# Activity
Throughout the listing that follows, find each line with the word "Object" and copy it.

# Dataset excerpts
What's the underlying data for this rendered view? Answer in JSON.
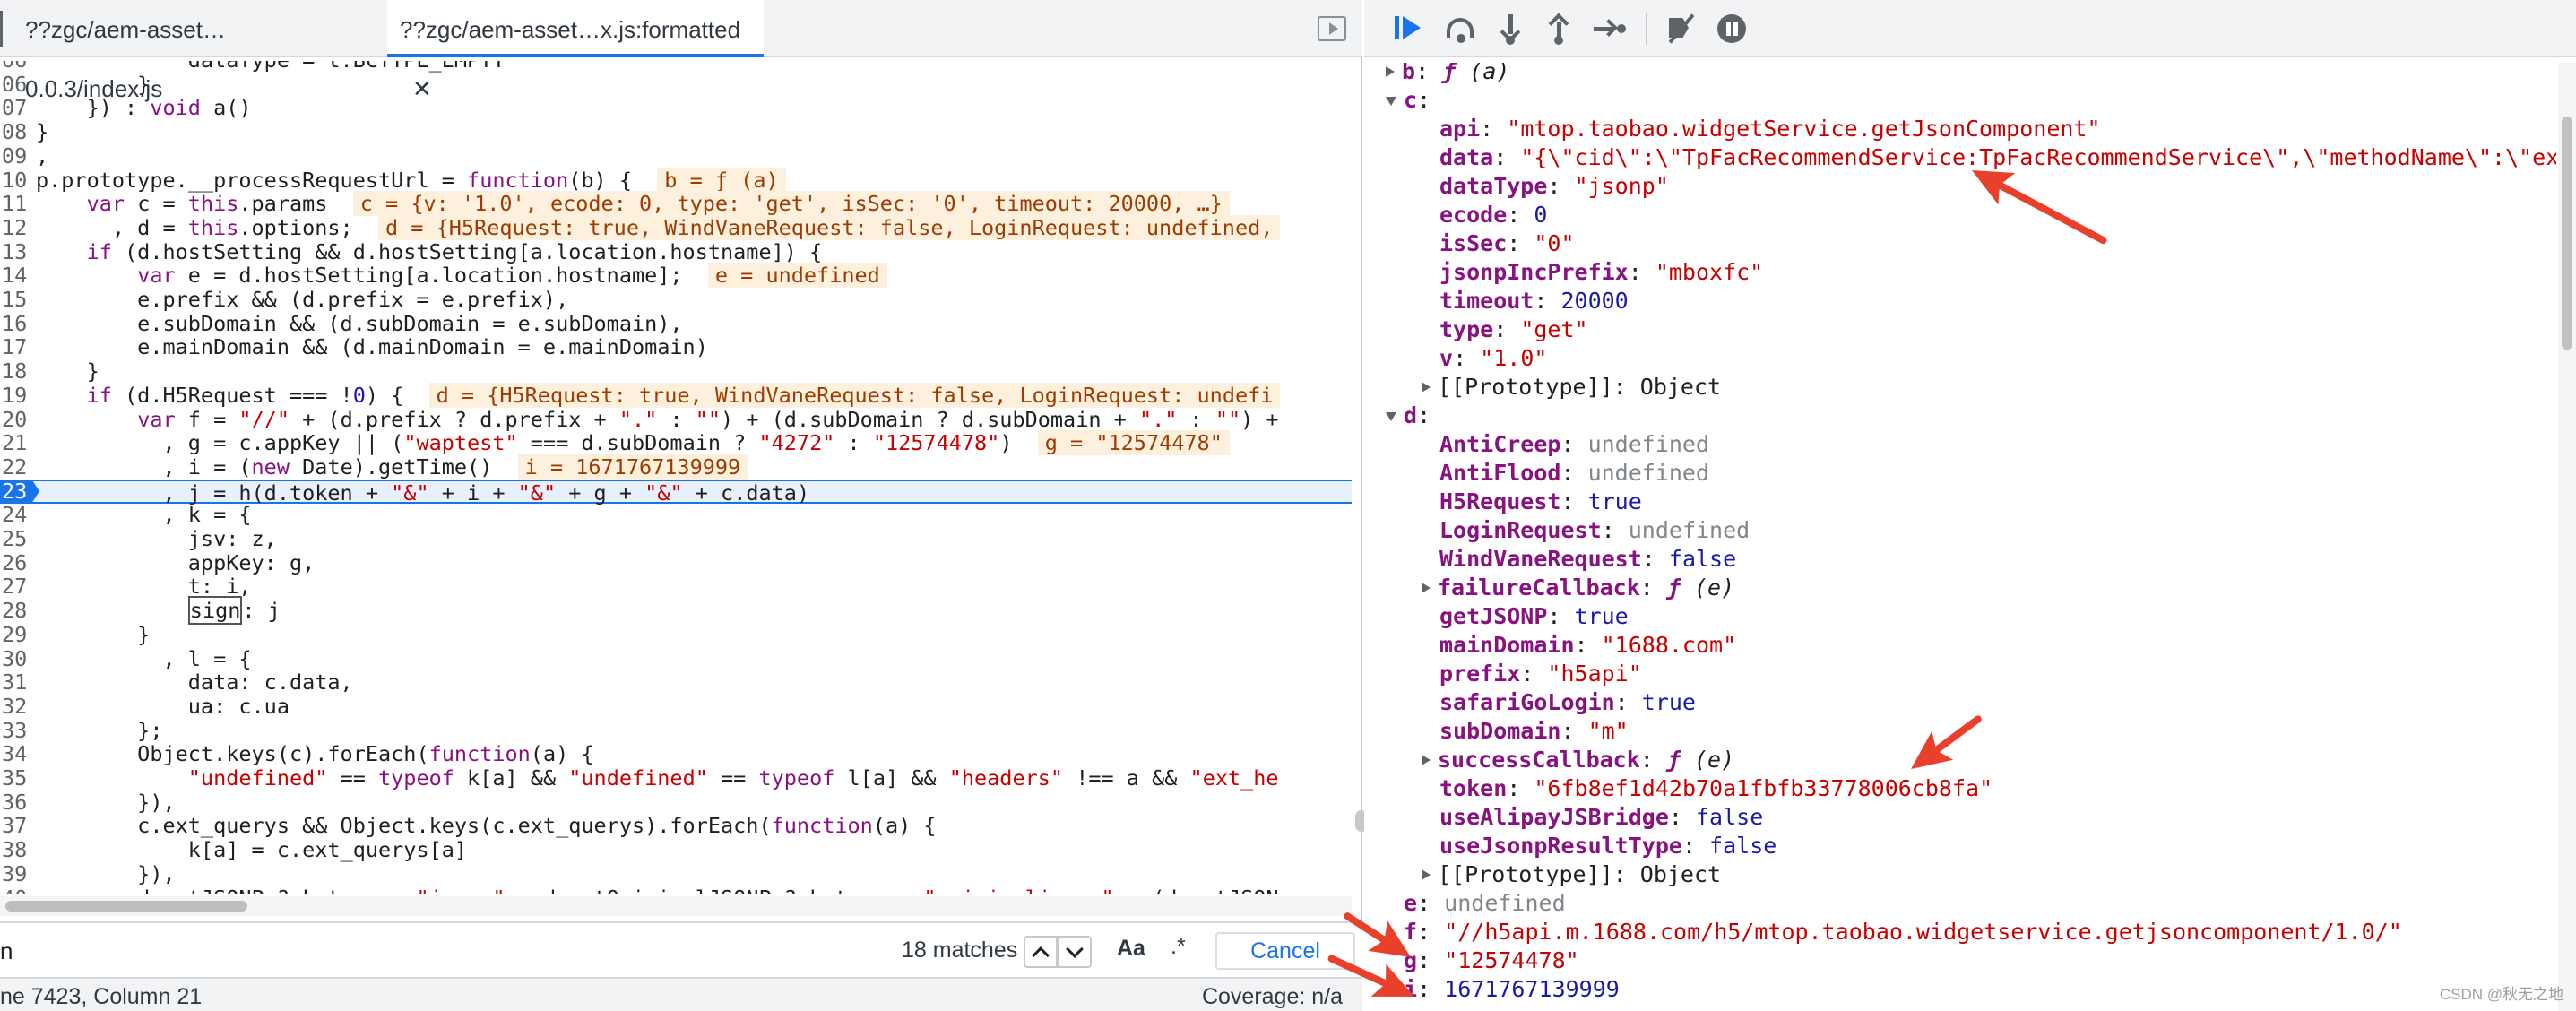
{
  "editor": {
    "tabs": [
      {
        "label": "??zgc/aem-asset…0.0.3/index.js"
      },
      {
        "label": "??zgc/aem-asset…x.js:formatted",
        "close": "✕"
      }
    ],
    "lines": [
      {
        "num": "06",
        "html": "            <span class='prop'>dataType</span> = t.BCTYPE_EMPTY"
      },
      {
        "num": "06",
        "html": "        }"
      },
      {
        "num": "07",
        "html": "    }) : <span class='kw'>void</span> a()"
      },
      {
        "num": "08",
        "html": "}"
      },
      {
        "num": "09",
        "html": ","
      },
      {
        "num": "10",
        "html": "p.prototype.__processRequestUrl = <span class='kw'>function</span>(b) {  <span class='inline-val'>b = ƒ (a)</span>"
      },
      {
        "num": "11",
        "html": "    <span class='kw'>var</span> c = <span class='kw'>this</span>.params  <span class='inline-val'>c = {v: '1.0', ecode: 0, type: 'get', isSec: '0', timeout: 20000, …}</span>"
      },
      {
        "num": "12",
        "html": "      , d = <span class='kw'>this</span>.options;  <span class='inline-val'>d = {H5Request: true, WindVaneRequest: false, LoginRequest: undefined,</span>"
      },
      {
        "num": "13",
        "html": "    <span class='kw'>if</span> (d.hostSetting &amp;&amp; d.hostSetting[a.location.hostname]) {"
      },
      {
        "num": "14",
        "html": "        <span class='kw'>var</span> e = d.hostSetting[a.location.hostname];  <span class='inline-val'>e = undefined</span>"
      },
      {
        "num": "15",
        "html": "        e.prefix &amp;&amp; (d.prefix = e.prefix),"
      },
      {
        "num": "16",
        "html": "        e.subDomain &amp;&amp; (d.subDomain = e.subDomain),"
      },
      {
        "num": "17",
        "html": "        e.mainDomain &amp;&amp; (d.mainDomain = e.mainDomain)"
      },
      {
        "num": "18",
        "html": "    }"
      },
      {
        "num": "19",
        "html": "    <span class='kw'>if</span> (d.H5Request === !<span class='num'>0</span>) {  <span class='inline-val'>d = {H5Request: true, WindVaneRequest: false, LoginRequest: undefi</span>"
      },
      {
        "num": "20",
        "html": "        <span class='kw'>var</span> f = <span class='str'>\"//\"</span> + (d.prefix ? d.prefix + <span class='str'>\".\"</span> : <span class='str'>\"\"</span>) + (d.subDomain ? d.subDomain + <span class='str'>\".\"</span> : <span class='str'>\"\"</span>) +"
      },
      {
        "num": "21",
        "html": "          , g = c.appKey || (<span class='str'>\"waptest\"</span> === d.subDomain ? <span class='str'>\"4272\"</span> : <span class='str'>\"12574478\"</span>)  <span class='inline-val'>g = \"12574478\"</span>"
      },
      {
        "num": "22",
        "html": "          , i = (<span class='kw'>new</span> Date).getTime()  <span class='inline-val'>i = 1671767139999</span>"
      },
      {
        "num": "23",
        "html": "          , j = h(d.token + <span class='str'>\"&amp;\"</span> + i + <span class='str'>\"&amp;\"</span> + g + <span class='str'>\"&amp;\"</span> + c.data)",
        "active": true
      },
      {
        "num": "24",
        "html": "          , k = {"
      },
      {
        "num": "25",
        "html": "            jsv: z,"
      },
      {
        "num": "26",
        "html": "            appKey: g,"
      },
      {
        "num": "27",
        "html": "            t: i,"
      },
      {
        "num": "28",
        "html": "            <span class='boxed'>sign</span>: j"
      },
      {
        "num": "29",
        "html": "        }"
      },
      {
        "num": "30",
        "html": "          , l = {"
      },
      {
        "num": "31",
        "html": "            data: c.data,"
      },
      {
        "num": "32",
        "html": "            ua: c.ua"
      },
      {
        "num": "33",
        "html": "        };"
      },
      {
        "num": "34",
        "html": "        Object.keys(c).forEach(<span class='kw'>function</span>(a) {"
      },
      {
        "num": "35",
        "html": "            <span class='str'>\"undefined\"</span> == <span class='kw'>typeof</span> k[a] &amp;&amp; <span class='str'>\"undefined\"</span> == <span class='kw'>typeof</span> l[a] &amp;&amp; <span class='str'>\"headers\"</span> !== a &amp;&amp; <span class='str'>\"ext_he</span>"
      },
      {
        "num": "36",
        "html": "        }),"
      },
      {
        "num": "37",
        "html": "        c.ext_querys &amp;&amp; Object.keys(c.ext_querys).forEach(<span class='kw'>function</span>(a) {"
      },
      {
        "num": "38",
        "html": "            k[a] = c.ext_querys[a]"
      },
      {
        "num": "39",
        "html": "        }),"
      },
      {
        "num": "40",
        "html": "        d.getJSONP ? k.type = <span class='str'>\"jsonp\"</span> : d.getOriginalJSONP ? k.type = <span class='str'>\"originaljsonp\"</span> : (d.getJSON"
      }
    ],
    "search": {
      "value": "n",
      "matches": "18 matches",
      "case_label": "Aa",
      "regex_label": ".*",
      "cancel_label": "Cancel"
    },
    "status": {
      "cursor": "ne 7423, Column 21",
      "coverage": "Coverage: n/a"
    }
  },
  "scope": {
    "rows": [
      {
        "indent": 0,
        "toggle": "r",
        "key": "b",
        "colon": ": ",
        "val": "ƒ (a)",
        "vtype": "fn",
        "keystyle": "key"
      },
      {
        "indent": 0,
        "toggle": "d",
        "key": "c",
        "colon": ":",
        "val": "",
        "vtype": "obj",
        "keystyle": "key"
      },
      {
        "indent": 1,
        "toggle": "",
        "key": "api",
        "colon": ": ",
        "val": "\"mtop.taobao.widgetService.getJsonComponent\"",
        "vtype": "str",
        "keystyle": "key"
      },
      {
        "indent": 1,
        "toggle": "",
        "key": "data",
        "colon": ": ",
        "val": "\"{\\\"cid\\\":\\\"TpFacRecommendService:TpFacRecommendService\\\",\\\"methodName\\\":\\\"execu",
        "vtype": "str",
        "keystyle": "key"
      },
      {
        "indent": 1,
        "toggle": "",
        "key": "dataType",
        "colon": ": ",
        "val": "\"jsonp\"",
        "vtype": "str",
        "keystyle": "key"
      },
      {
        "indent": 1,
        "toggle": "",
        "key": "ecode",
        "colon": ": ",
        "val": "0",
        "vtype": "num",
        "keystyle": "key"
      },
      {
        "indent": 1,
        "toggle": "",
        "key": "isSec",
        "colon": ": ",
        "val": "\"0\"",
        "vtype": "str",
        "keystyle": "key"
      },
      {
        "indent": 1,
        "toggle": "",
        "key": "jsonpIncPrefix",
        "colon": ": ",
        "val": "\"mboxfc\"",
        "vtype": "str",
        "keystyle": "key"
      },
      {
        "indent": 1,
        "toggle": "",
        "key": "timeout",
        "colon": ": ",
        "val": "20000",
        "vtype": "num",
        "keystyle": "key"
      },
      {
        "indent": 1,
        "toggle": "",
        "key": "type",
        "colon": ": ",
        "val": "\"get\"",
        "vtype": "str",
        "keystyle": "key"
      },
      {
        "indent": 1,
        "toggle": "",
        "key": "v",
        "colon": ": ",
        "val": "\"1.0\"",
        "vtype": "str",
        "keystyle": "key"
      },
      {
        "indent": 1,
        "toggle": "r",
        "key": "[[Prototype]]",
        "colon": ": ",
        "val": "Object",
        "vtype": "obj",
        "keystyle": "key-plain"
      },
      {
        "indent": 0,
        "toggle": "d",
        "key": "d",
        "colon": ":",
        "val": "",
        "vtype": "obj",
        "keystyle": "key"
      },
      {
        "indent": 1,
        "toggle": "",
        "key": "AntiCreep",
        "colon": ": ",
        "val": "undefined",
        "vtype": "undef",
        "keystyle": "key"
      },
      {
        "indent": 1,
        "toggle": "",
        "key": "AntiFlood",
        "colon": ": ",
        "val": "undefined",
        "vtype": "undef",
        "keystyle": "key"
      },
      {
        "indent": 1,
        "toggle": "",
        "key": "H5Request",
        "colon": ": ",
        "val": "true",
        "vtype": "bool",
        "keystyle": "key"
      },
      {
        "indent": 1,
        "toggle": "",
        "key": "LoginRequest",
        "colon": ": ",
        "val": "undefined",
        "vtype": "undef",
        "keystyle": "key"
      },
      {
        "indent": 1,
        "toggle": "",
        "key": "WindVaneRequest",
        "colon": ": ",
        "val": "false",
        "vtype": "bool",
        "keystyle": "key"
      },
      {
        "indent": 1,
        "toggle": "r",
        "key": "failureCallback",
        "colon": ": ",
        "val": "ƒ (e)",
        "vtype": "fn",
        "keystyle": "key"
      },
      {
        "indent": 1,
        "toggle": "",
        "key": "getJSONP",
        "colon": ": ",
        "val": "true",
        "vtype": "bool",
        "keystyle": "key"
      },
      {
        "indent": 1,
        "toggle": "",
        "key": "mainDomain",
        "colon": ": ",
        "val": "\"1688.com\"",
        "vtype": "str",
        "keystyle": "key"
      },
      {
        "indent": 1,
        "toggle": "",
        "key": "prefix",
        "colon": ": ",
        "val": "\"h5api\"",
        "vtype": "str",
        "keystyle": "key"
      },
      {
        "indent": 1,
        "toggle": "",
        "key": "safariGoLogin",
        "colon": ": ",
        "val": "true",
        "vtype": "bool",
        "keystyle": "key"
      },
      {
        "indent": 1,
        "toggle": "",
        "key": "subDomain",
        "colon": ": ",
        "val": "\"m\"",
        "vtype": "str",
        "keystyle": "key"
      },
      {
        "indent": 1,
        "toggle": "r",
        "key": "successCallback",
        "colon": ": ",
        "val": "ƒ (e)",
        "vtype": "fn",
        "keystyle": "key"
      },
      {
        "indent": 1,
        "toggle": "",
        "key": "token",
        "colon": ": ",
        "val": "\"6fb8ef1d42b70a1fbfb33778006cb8fa\"",
        "vtype": "str",
        "keystyle": "key"
      },
      {
        "indent": 1,
        "toggle": "",
        "key": "useAlipayJSBridge",
        "colon": ": ",
        "val": "false",
        "vtype": "bool",
        "keystyle": "key"
      },
      {
        "indent": 1,
        "toggle": "",
        "key": "useJsonpResultType",
        "colon": ": ",
        "val": "false",
        "vtype": "bool",
        "keystyle": "key"
      },
      {
        "indent": 1,
        "toggle": "r",
        "key": "[[Prototype]]",
        "colon": ": ",
        "val": "Object",
        "vtype": "obj",
        "keystyle": "key-plain"
      },
      {
        "indent": 0,
        "toggle": "",
        "key": "e",
        "colon": ": ",
        "val": "undefined",
        "vtype": "undef",
        "keystyle": "key"
      },
      {
        "indent": 0,
        "toggle": "",
        "key": "f",
        "colon": ": ",
        "val": "\"//h5api.m.1688.com/h5/mtop.taobao.widgetservice.getjsoncomponent/1.0/\"",
        "vtype": "str",
        "keystyle": "key"
      },
      {
        "indent": 0,
        "toggle": "",
        "key": "g",
        "colon": ": ",
        "val": "\"12574478\"",
        "vtype": "str",
        "keystyle": "key"
      },
      {
        "indent": 0,
        "toggle": "",
        "key": "i",
        "colon": ": ",
        "val": "1671767139999",
        "vtype": "num",
        "keystyle": "key"
      }
    ]
  },
  "watermark": "CSDN @秋无之地",
  "colors": {
    "accent": "#1a73e8",
    "annotation": "#e8402a",
    "inline_value_bg": "#fdf0dd"
  }
}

# Task solution
        "html": "        Object.keys(c).forEach(<span class='kw'>function</span>(a) {"
        "html": "        c.ext_querys &amp;&amp; Object.keys(c.ext_querys).forEach(<span class='kw'>function</span>(a) {"
        "val": "Object",
        "val": "Object",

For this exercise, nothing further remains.